======== DATA FOR THIS TASK

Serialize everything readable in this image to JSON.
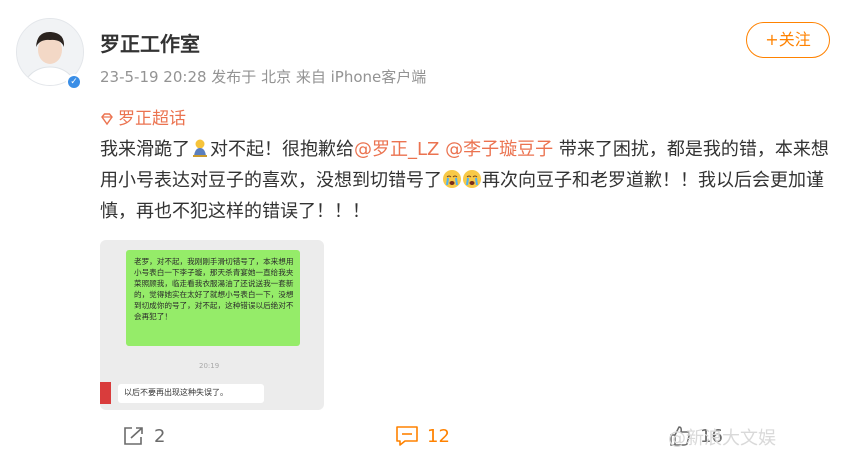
{
  "post": {
    "author": "罗正工作室",
    "meta": "23-5-19 20:28  发布于 北京  来自 iPhone客户端",
    "follow_label": "+关注",
    "topic": "罗正超话",
    "content": {
      "t1": "我来滑跪了",
      "t2": "对不起！很抱歉给",
      "mention1": "@罗正_LZ",
      "mention2": "@李子璇豆子",
      "t3": " 带来了困扰，都是我的错，本来想用小号表达对豆子的喜欢，没想到切错号了",
      "t4": "再次向豆子和老罗道歉！！我以后会更加谨慎，再也不犯这样的错误了！！！"
    },
    "chat": {
      "bubble": "老罗，对不起，我刚刚手滑切错号了，本来想用小号表白一下李子璇，那天杀青宴她一直给我夹菜照顾我，临走看我衣服湯油了还说送我一套新的，觉得她实在太好了就想小号表白一下，没想到切成你的号了，对不起，这种错误以后绝对不会再犯了！",
      "time": "20:19",
      "reply": "以后不要再出现这种失误了。"
    },
    "actions": {
      "share_count": "2",
      "comment_count": "12",
      "like_count": "16"
    },
    "watermark": "@新浪大文娱",
    "icons": [
      "verified-icon",
      "topic-diamond-icon",
      "kneel-emoji",
      "crying-emoji",
      "share-icon",
      "comment-icon",
      "like-icon"
    ],
    "colors": {
      "accent": "#ff8200",
      "link": "#eb7350",
      "chat_green": "#95ec69"
    }
  }
}
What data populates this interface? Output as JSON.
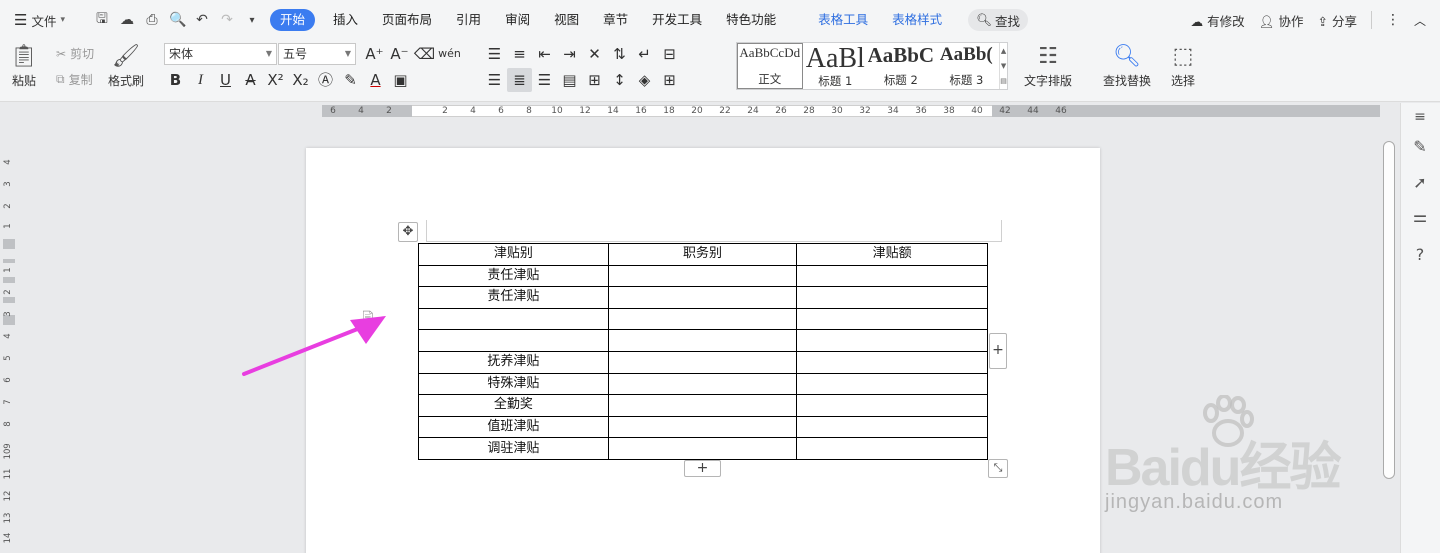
{
  "menubar": {
    "file_label": "文件",
    "tabs": [
      {
        "label": "开始",
        "active": true
      },
      {
        "label": "插入"
      },
      {
        "label": "页面布局"
      },
      {
        "label": "引用"
      },
      {
        "label": "审阅"
      },
      {
        "label": "视图"
      },
      {
        "label": "章节"
      },
      {
        "label": "开发工具"
      },
      {
        "label": "特色功能"
      }
    ],
    "context_tabs": [
      {
        "label": "表格工具"
      },
      {
        "label": "表格样式"
      }
    ],
    "search_label": "查找",
    "right": {
      "modified": "有修改",
      "collab": "协作",
      "share": "分享"
    }
  },
  "ribbon": {
    "paste": "粘贴",
    "cut": "剪切",
    "copy": "复制",
    "format_painter": "格式刷",
    "font_name": "宋体",
    "font_size": "五号",
    "styles": [
      {
        "sample": "AaBbCcDd",
        "name": "正文"
      },
      {
        "sample": "AaBl",
        "name": "标题 1"
      },
      {
        "sample": "AaBbC",
        "name": "标题 2"
      },
      {
        "sample": "AaBb(",
        "name": "标题 3"
      }
    ],
    "text_layout": "文字排版",
    "find_replace": "查找替换",
    "select": "选择"
  },
  "ruler": {
    "h_ticks": [
      "6",
      "4",
      "2",
      "2",
      "4",
      "6",
      "8",
      "10",
      "12",
      "14",
      "16",
      "18",
      "20",
      "22",
      "24",
      "26",
      "28",
      "30",
      "32",
      "34",
      "36",
      "38",
      "40",
      "42",
      "44",
      "46"
    ],
    "v_ticks": [
      "4",
      "3",
      "2",
      "1",
      "1",
      "2",
      "3",
      "4",
      "5",
      "6",
      "7",
      "8",
      "9",
      "10",
      "11",
      "12",
      "13",
      "14"
    ]
  },
  "table": {
    "rows": [
      [
        "津贴别",
        "职务别",
        "津贴额"
      ],
      [
        "责任津贴",
        "",
        ""
      ],
      [
        "责任津贴",
        "",
        ""
      ],
      [
        "",
        "",
        ""
      ],
      [
        "",
        "",
        ""
      ],
      [
        "抚养津贴",
        "",
        ""
      ],
      [
        "特殊津贴",
        "",
        ""
      ],
      [
        "全勤奖",
        "",
        ""
      ],
      [
        "值班津贴",
        "",
        ""
      ],
      [
        "调驻津贴",
        "",
        ""
      ]
    ],
    "add_symbol": "+"
  },
  "watermark": {
    "brand": "Baidu经验",
    "url": "jingyan.baidu.com"
  },
  "colors": {
    "accent": "#3b7cf0",
    "arrow": "#e83ee0",
    "context_tab": "#2f6fe0"
  }
}
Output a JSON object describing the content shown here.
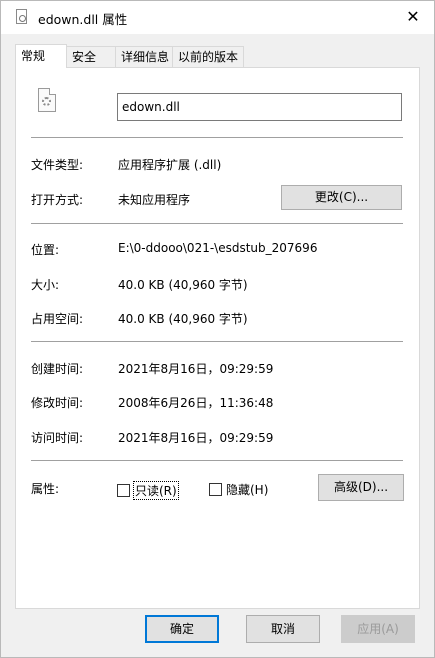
{
  "window": {
    "title": "edown.dll 属性",
    "close_glyph": "✕"
  },
  "tabs": [
    {
      "label": "常规",
      "active": true
    },
    {
      "label": "安全",
      "active": false
    },
    {
      "label": "详细信息",
      "active": false
    },
    {
      "label": "以前的版本",
      "active": false
    }
  ],
  "general": {
    "file_name": "edown.dll",
    "type_label": "文件类型:",
    "type_value": "应用程序扩展 (.dll)",
    "opens_label": "打开方式:",
    "opens_value": "未知应用程序",
    "change_button": "更改(C)...",
    "location_label": "位置:",
    "location_value": "E:\\0-ddooo\\021-\\esdstub_207696",
    "size_label": "大小:",
    "size_value": "40.0 KB (40,960 字节)",
    "disk_label": "占用空间:",
    "disk_value": "40.0 KB (40,960 字节)",
    "created_label": "创建时间:",
    "created_value": "2021年8月16日，09:29:59",
    "modified_label": "修改时间:",
    "modified_value": "2008年6月26日，11:36:48",
    "accessed_label": "访问时间:",
    "accessed_value": "2021年8月16日，09:29:59",
    "attrs_label": "属性:",
    "readonly_label": "只读(R)",
    "hidden_label": "隐藏(H)",
    "advanced_button": "高级(D)..."
  },
  "footer": {
    "ok": "确定",
    "cancel": "取消",
    "apply": "应用(A)"
  },
  "colors": {
    "accent": "#0078d7"
  }
}
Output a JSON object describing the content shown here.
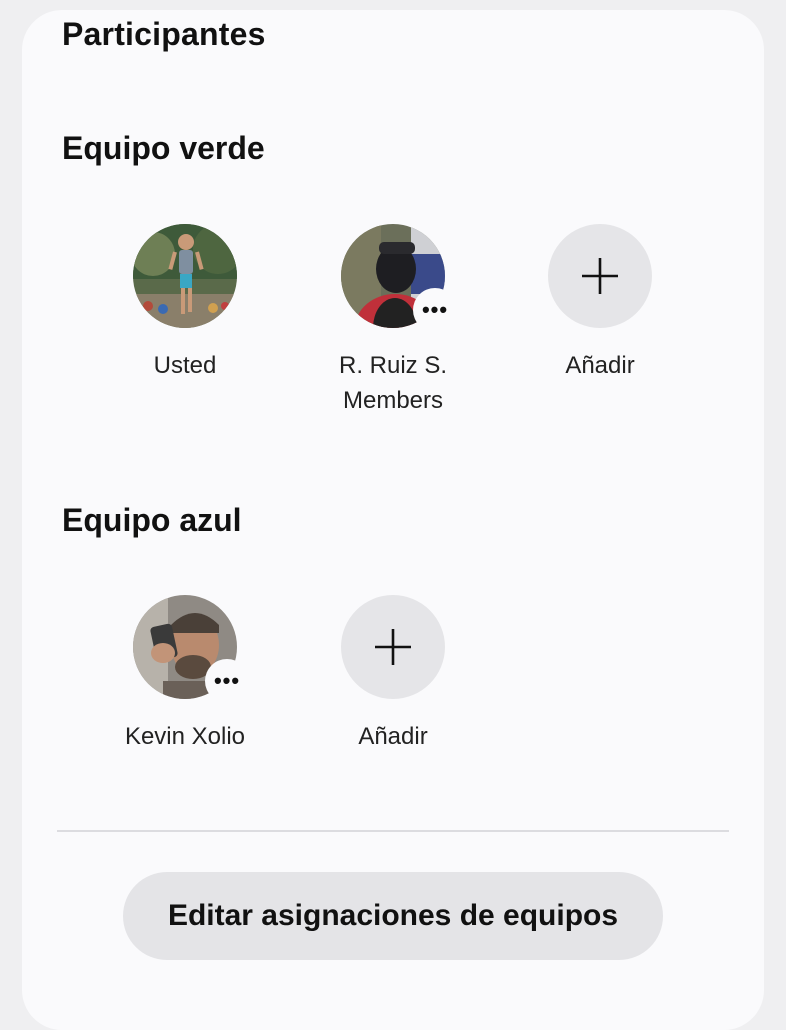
{
  "participants": {
    "title": "Participantes"
  },
  "team_green": {
    "title": "Equipo verde",
    "members": [
      {
        "name": "Usted"
      },
      {
        "name": "R. Ruiz S.",
        "subtitle": "Members",
        "more_icon": "more-dots-icon"
      }
    ],
    "add_label": "Añadir",
    "add_icon": "plus-icon"
  },
  "team_blue": {
    "title": "Equipo azul",
    "members": [
      {
        "name": "Kevin Xolio",
        "more_icon": "more-dots-icon"
      }
    ],
    "add_label": "Añadir",
    "add_icon": "plus-icon"
  },
  "footer": {
    "edit_button_label": "Editar asignaciones de equipos"
  },
  "colors": {
    "background": "#efeff1",
    "card": "#fafafc",
    "add_circle": "#e5e5e8",
    "button": "#e4e4e7"
  },
  "more_glyph": "•••"
}
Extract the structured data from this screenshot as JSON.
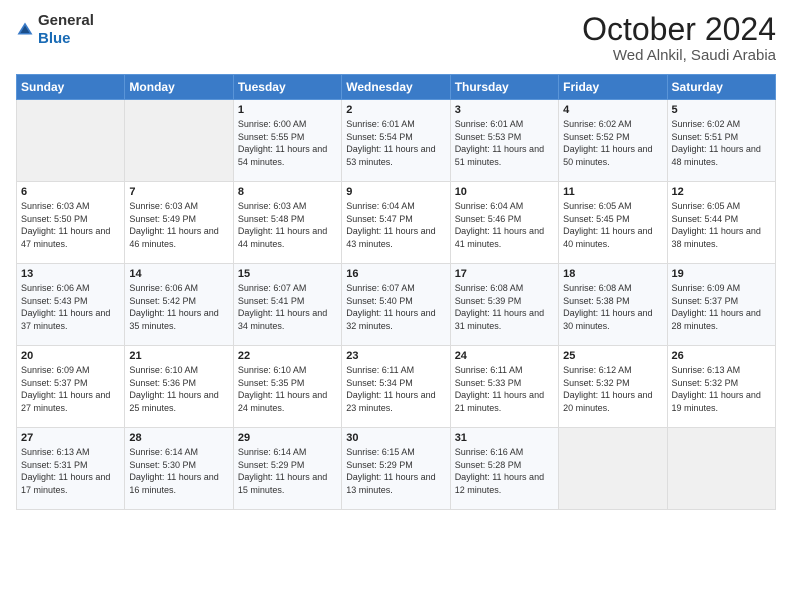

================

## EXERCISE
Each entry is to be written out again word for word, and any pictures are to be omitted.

## ANSWER BOX
Serialize everything readable in this image to JSON.
{
  "post": {
    "author": "罗正工作室",
    "meta": "23-5-19 20:28  发布于 北京  来自 iPhone客户端",
    "follow_label": "+关注",
    "topic": "罗正超话",
    "content": {
      "t1": "我来滑跪了",
      "t2": "对不起！很抱歉给",
      "mention1": "@罗正_LZ",
      "mention2": "@李子璇豆子",
      "t3": " 带来了困扰，都是我的错，本来想用小号表达对豆子的喜欢，没想到切错号了",
      "t4": "再次向豆子和老罗道歉！！我以后会更加谨慎，再也不犯这样的错误了！！！"
    },
    "chat": {
      "bubble": "老罗，对不起，我刚刚手滑切错号了，本来想用小号表白一下李子璇，那天杀青宴她一直给我夹菜照顾我，临走看我衣服湯油了还说送我一套新的，觉得她实在太好了就想小号表白一下，没想到切成你的号了，对不起，这种错误以后绝对不会再犯了！",
      "time": "20:19",
      "reply": "以后不要再出现这种失误了。"
    },
    "actions": {
      "share_count": "2",
      "comment_count": "12",
      "like_count": "16"
    },
    "watermark": "@新浪大文娱",
    "icons": [
      "verified-icon",
      "topic-diamond-icon",
      "kneel-emoji",
      "crying-emoji",
      "share-icon",
      "comment-icon",
      "like-icon"
    ],
    "colors": {
      "accent": "#ff8200",
      "link": "#eb7350",
      "chat_green": "#95ec69"
    }
  }
}
What data populates this interface? Output as JSON.
{
  "menubar": {
    "file_label": "文件",
    "tabs": [
      {
        "label": "开始",
        "active": true
      },
      {
        "label": "插入"
      },
      {
        "label": "页面布局"
      },
      {
        "label": "引用"
      },
      {
        "label": "审阅"
      },
      {
        "label": "视图"
      },
      {
        "label": "章节"
      },
      {
        "label": "开发工具"
      },
      {
        "label": "特色功能"
      }
    ],
    "context_tabs": [
      {
        "label": "表格工具"
      },
      {
        "label": "表格样式"
      }
    ],
    "search_label": "查找",
    "right": {
      "modified": "有修改",
      "collab": "协作",
      "share": "分享"
    }
  },
  "ribbon": {
    "paste": "粘贴",
    "cut": "剪切",
    "copy": "复制",
    "format_painter": "格式刷",
    "font_name": "宋体",
    "font_size": "五号",
    "styles": [
      {
        "sample": "AaBbCcDd",
        "name": "正文"
      },
      {
        "sample": "AaBl",
        "name": "标题 1"
      },
      {
        "sample": "AaBbC",
        "name": "标题 2"
      },
      {
        "sample": "AaBb(",
        "name": "标题 3"
      }
    ],
    "text_layout": "文字排版",
    "find_replace": "查找替换",
    "select": "选择"
  },
  "ruler": {
    "h_ticks": [
      "6",
      "4",
      "2",
      "2",
      "4",
      "6",
      "8",
      "10",
      "12",
      "14",
      "16",
      "18",
      "20",
      "22",
      "24",
      "26",
      "28",
      "30",
      "32",
      "34",
      "36",
      "38",
      "40",
      "42",
      "44",
      "46"
    ],
    "v_ticks": [
      "4",
      "3",
      "2",
      "1",
      "1",
      "2",
      "3",
      "4",
      "5",
      "6",
      "7",
      "8",
      "9",
      "10",
      "11",
      "12",
      "13",
      "14"
    ]
  },
  "table": {
    "rows": [
      [
        "津贴别",
        "职务别",
        "津贴额"
      ],
      [
        "责任津贴",
        "",
        ""
      ],
      [
        "责任津贴",
        "",
        ""
      ],
      [
        "",
        "",
        ""
      ],
      [
        "",
        "",
        ""
      ],
      [
        "抚养津贴",
        "",
        ""
      ],
      [
        "特殊津贴",
        "",
        ""
      ],
      [
        "全勤奖",
        "",
        ""
      ],
      [
        "值班津贴",
        "",
        ""
      ],
      [
        "调驻津贴",
        "",
        ""
      ]
    ],
    "add_symbol": "+"
  },
  "watermark": {
    "brand": "Baidu经验",
    "url": "jingyan.baidu.com"
  },
  "colors": {
    "accent": "#3b7cf0",
    "arrow": "#e83ee0",
    "context_tab": "#2f6fe0"
  }
}
Output a JSON object describing the content shown here.
{
  "window": {
    "title": "edown.dll 属性",
    "close_glyph": "✕"
  },
  "tabs": [
    {
      "label": "常规",
      "active": true
    },
    {
      "label": "安全",
      "active": false
    },
    {
      "label": "详细信息",
      "active": false
    },
    {
      "label": "以前的版本",
      "active": false
    }
  ],
  "general": {
    "file_name": "edown.dll",
    "type_label": "文件类型:",
    "type_value": "应用程序扩展 (.dll)",
    "opens_label": "打开方式:",
    "opens_value": "未知应用程序",
    "change_button": "更改(C)...",
    "location_label": "位置:",
    "location_value": "E:\\0-ddooo\\021-\\esdstub_207696",
    "size_label": "大小:",
    "size_value": "40.0 KB (40,960 字节)",
    "disk_label": "占用空间:",
    "disk_value": "40.0 KB (40,960 字节)",
    "created_label": "创建时间:",
    "created_value": "2021年8月16日，09:29:59",
    "modified_label": "修改时间:",
    "modified_value": "2008年6月26日，11:36:48",
    "accessed_label": "访问时间:",
    "accessed_value": "2021年8月16日，09:29:59",
    "attrs_label": "属性:",
    "readonly_label": "只读(R)",
    "hidden_label": "隐藏(H)",
    "advanced_button": "高级(D)..."
  },
  "footer": {
    "ok": "确定",
    "cancel": "取消",
    "apply": "应用(A)"
  },
  "colors": {
    "accent": "#0078d7"
  }
}
Output a JSON object describing the content shown here.
{
  "participants": {
    "title": "Participantes"
  },
  "team_green": {
    "title": "Equipo verde",
    "members": [
      {
        "name": "Usted"
      },
      {
        "name": "R. Ruiz S.",
        "subtitle": "Members",
        "more_icon": "more-dots-icon"
      }
    ],
    "add_label": "Añadir",
    "add_icon": "plus-icon"
  },
  "team_blue": {
    "title": "Equipo azul",
    "members": [
      {
        "name": "Kevin Xolio",
        "more_icon": "more-dots-icon"
      }
    ],
    "add_label": "Añadir",
    "add_icon": "plus-icon"
  },
  "footer": {
    "edit_button_label": "Editar asignaciones de equipos"
  },
  "colors": {
    "background": "#efeff1",
    "card": "#fafafc",
    "add_circle": "#e5e5e8",
    "button": "#e4e4e7"
  },
  "more_glyph": "•••"
}
Extract the structured data from this screenshot as JSON.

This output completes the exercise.